Earnings are taken into account after tax, National Insurance contributions and half of any contributions to a private pension are deducted. A small additional amount of your earnings is ignored: between £5 and £20 a week, depending on your circumstances.
Savings below a threshold of £10,000 will have no effect on your entitlement. You will be counted as having an extra £1 a week income for every £500 (or part of £500) of savings that you have above £10,000. Certain types of capital, such as the value of your home, personal possessions and the surrender value of insurance policies will be ignored.
What is Savings Credit?
Savings Credit was intended as an incentive for people with a modest income to save for retirement.
Savings Credit is currently being phased out. It may still be paid if you (and your partner, if you have one) are over 65, had reached State Pension age by 6 April 2016 and have qualifying income above a certain level.
The Savings Credit calculation is complex and the amounts paid are relatively small: the maximum you can get is £13.20 a week if you are single or £14.90 a week for a couple.

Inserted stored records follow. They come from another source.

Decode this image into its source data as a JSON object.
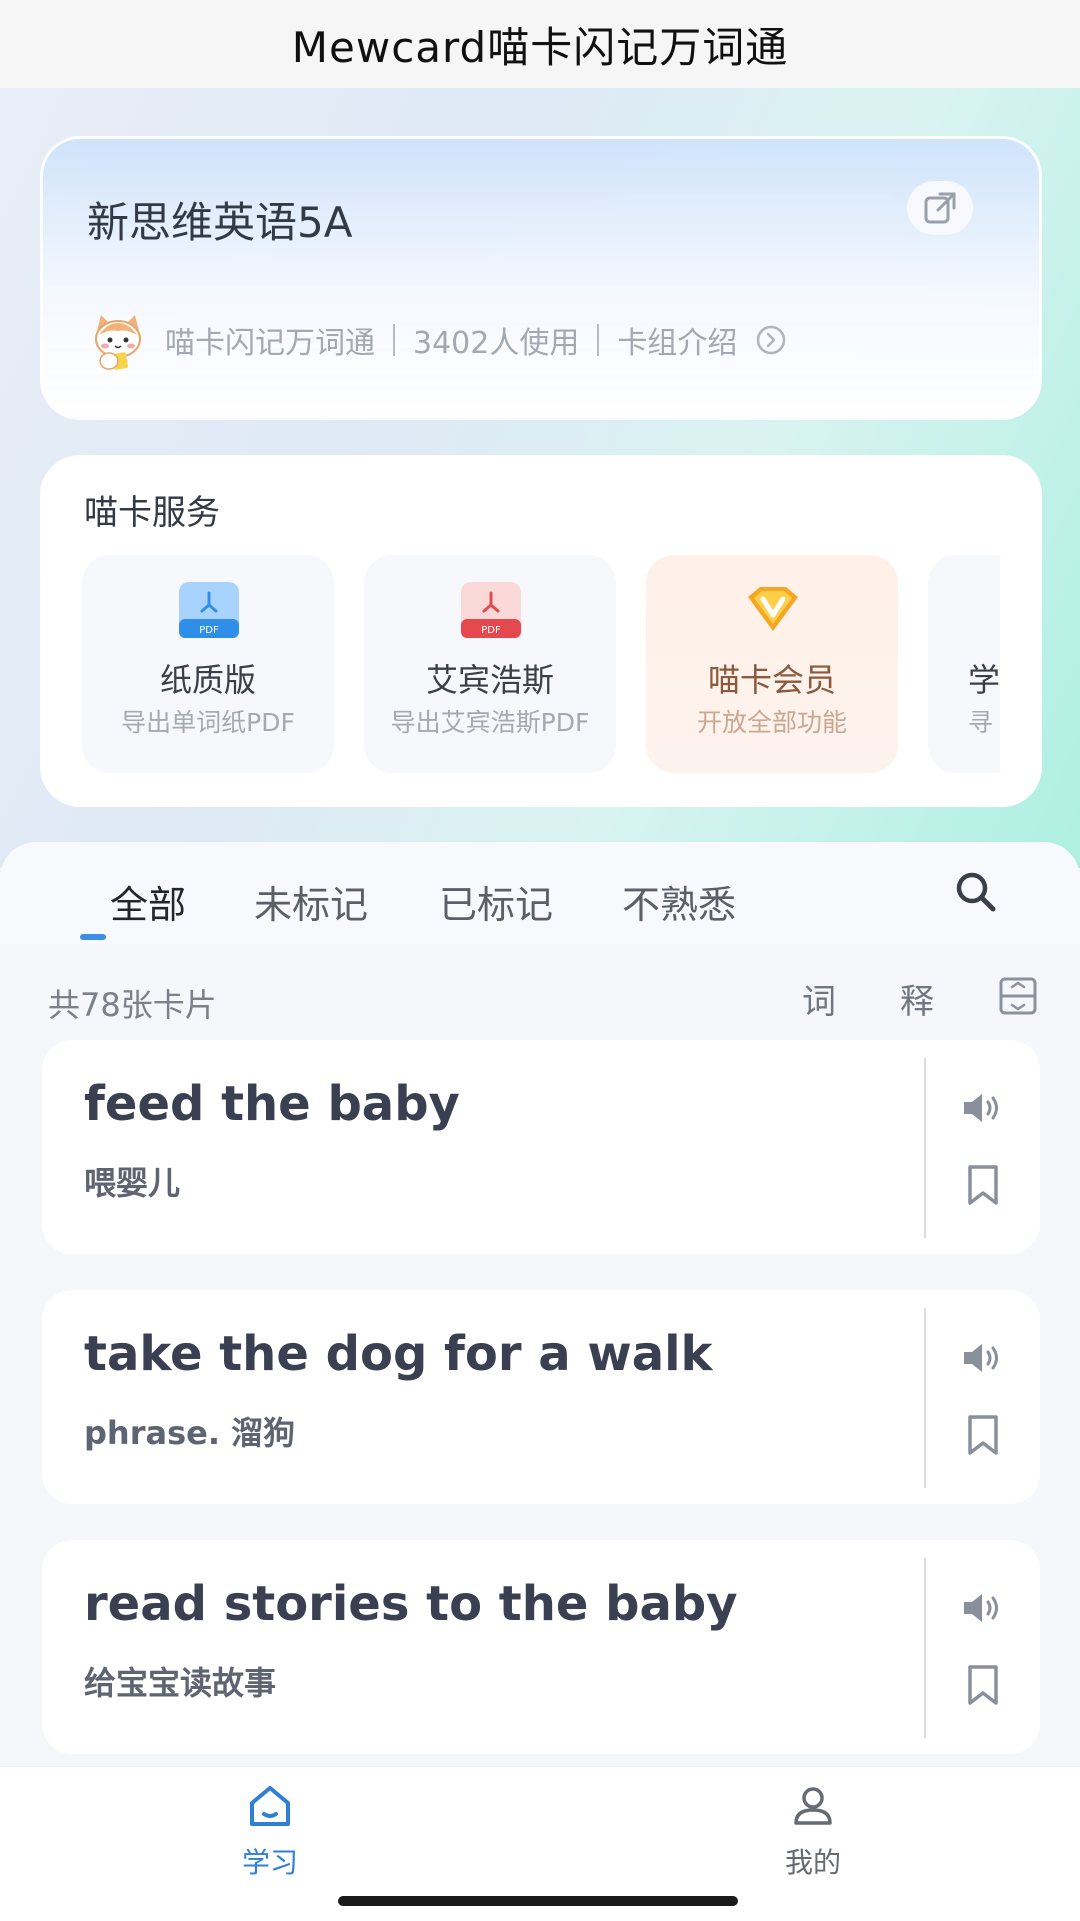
{
  "app_title": "Mewcard喵卡闪记万词通",
  "deck": {
    "title": "新思维英语5A",
    "source": "喵卡闪记万词通",
    "users": "3402人使用",
    "intro": "卡组介绍"
  },
  "services": {
    "title": "喵卡服务",
    "items": [
      {
        "title": "纸质版",
        "subtitle": "导出单词纸PDF",
        "icon": "pdf-blue-icon"
      },
      {
        "title": "艾宾浩斯",
        "subtitle": "导出艾宾浩斯PDF",
        "icon": "pdf-red-icon"
      },
      {
        "title": "喵卡会员",
        "subtitle": "开放全部功能",
        "icon": "vip-icon"
      },
      {
        "title": "学",
        "subtitle": "寻"
      }
    ]
  },
  "tabs": [
    {
      "label": "全部",
      "active": true
    },
    {
      "label": "未标记",
      "active": false
    },
    {
      "label": "已标记",
      "active": false
    },
    {
      "label": "不熟悉",
      "active": false
    }
  ],
  "list": {
    "count": "共78张卡片",
    "view_word": "词",
    "view_meaning": "释",
    "cards": [
      {
        "term": "feed the baby",
        "definition": "喂婴儿"
      },
      {
        "term": "take the dog for a walk",
        "definition": "phrase. 溜狗"
      },
      {
        "term": "read stories to the baby",
        "definition": "给宝宝读故事"
      }
    ]
  },
  "nav": {
    "items": [
      {
        "label": "学习",
        "icon": "home-icon",
        "active": true
      },
      {
        "label": "我的",
        "icon": "user-icon",
        "active": false
      }
    ]
  },
  "colors": {
    "accent": "#3d8ee6",
    "nav_active": "#2f7fd6",
    "nav_inactive": "#666b73",
    "vip_gold": "#f5a623"
  }
}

For more information on your likely entitlement, visit the Gov.uk Pension Credit calculator.
How do I claim Pension Credit?
In England, Scotland and Wales, call the Pension Credit claim line on 0800 99 1234 (textphone 0800 169 0133). In Northern Ireland, call 0808 100 6165 (textphone 0808 100 1165).
When you phone you will need:
- your National Insurance number
- information about any money you have coming in
- details of any savings and investments you have
- information on any housing costs you must meet (for example, mortgage interest payments)
- details of the bank account you would like the Pension Credit payments paid into
How does Pension Credit affect access to other benefits?
If you’re awarded the Guarantee Credit of Pension Credit, you may be entitled to:
- full help with your rent
- help with mortgage interest payments and certain other housing costs
- help from your local council towards your Council Tax
- help with NHS charges, vouchers for glasses and hospital travel fares
It may also allow you access to certain schemes or tariffs from your utility provider.
If you’re entitled to either part of Pension Credit, you may be able to get a Social Fund Funeral Payment to help with funeral expenses if a partner, child, close relative or close friend has died.